*** Information supplied ***

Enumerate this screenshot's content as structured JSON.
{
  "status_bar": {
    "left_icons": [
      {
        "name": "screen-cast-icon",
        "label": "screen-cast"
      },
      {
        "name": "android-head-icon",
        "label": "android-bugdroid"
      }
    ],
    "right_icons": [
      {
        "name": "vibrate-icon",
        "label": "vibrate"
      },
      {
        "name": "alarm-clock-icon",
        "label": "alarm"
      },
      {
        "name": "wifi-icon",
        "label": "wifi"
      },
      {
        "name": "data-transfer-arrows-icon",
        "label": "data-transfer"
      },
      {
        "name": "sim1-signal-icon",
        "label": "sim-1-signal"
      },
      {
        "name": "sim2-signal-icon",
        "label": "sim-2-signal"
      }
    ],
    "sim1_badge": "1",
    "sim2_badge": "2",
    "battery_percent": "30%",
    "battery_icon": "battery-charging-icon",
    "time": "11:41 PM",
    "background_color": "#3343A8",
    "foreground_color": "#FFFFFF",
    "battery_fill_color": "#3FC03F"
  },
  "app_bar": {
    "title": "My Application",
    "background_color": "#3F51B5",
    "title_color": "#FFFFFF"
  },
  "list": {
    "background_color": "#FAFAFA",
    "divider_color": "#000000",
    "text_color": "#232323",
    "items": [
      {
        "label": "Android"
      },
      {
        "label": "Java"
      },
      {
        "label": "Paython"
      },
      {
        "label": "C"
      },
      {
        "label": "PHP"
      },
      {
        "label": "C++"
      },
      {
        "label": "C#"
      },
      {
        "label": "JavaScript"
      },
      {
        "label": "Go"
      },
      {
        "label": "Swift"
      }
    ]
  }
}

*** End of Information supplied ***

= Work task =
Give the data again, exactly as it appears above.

= Expected answer =
Enumerate this screenshot's content as structured JSON.
{
  "status_bar": {
    "left_icons": [
      {
        "name": "screen-cast-icon",
        "label": "screen-cast"
      },
      {
        "name": "android-head-icon",
        "label": "android-bugdroid"
      }
    ],
    "right_icons": [
      {
        "name": "vibrate-icon",
        "label": "vibrate"
      },
      {
        "name": "alarm-clock-icon",
        "label": "alarm"
      },
      {
        "name": "wifi-icon",
        "label": "wifi"
      },
      {
        "name": "data-transfer-arrows-icon",
        "label": "data-transfer"
      },
      {
        "name": "sim1-signal-icon",
        "label": "sim-1-signal"
      },
      {
        "name": "sim2-signal-icon",
        "label": "sim-2-signal"
      }
    ],
    "sim1_badge": "1",
    "sim2_badge": "2",
    "battery_percent": "30%",
    "battery_icon": "battery-charging-icon",
    "time": "11:41 PM",
    "background_color": "#3343A8",
    "foreground_color": "#FFFFFF",
    "battery_fill_color": "#3FC03F"
  },
  "app_bar": {
    "title": "My Application",
    "background_color": "#3F51B5",
    "title_color": "#FFFFFF"
  },
  "list": {
    "background_color": "#FAFAFA",
    "divider_color": "#000000",
    "text_color": "#232323",
    "items": [
      {
        "label": "Android"
      },
      {
        "label": "Java"
      },
      {
        "label": "Paython"
      },
      {
        "label": "C"
      },
      {
        "label": "PHP"
      },
      {
        "label": "C++"
      },
      {
        "label": "C#"
      },
      {
        "label": "JavaScript"
      },
      {
        "label": "Go"
      },
      {
        "label": "Swift"
      }
    ]
  }
}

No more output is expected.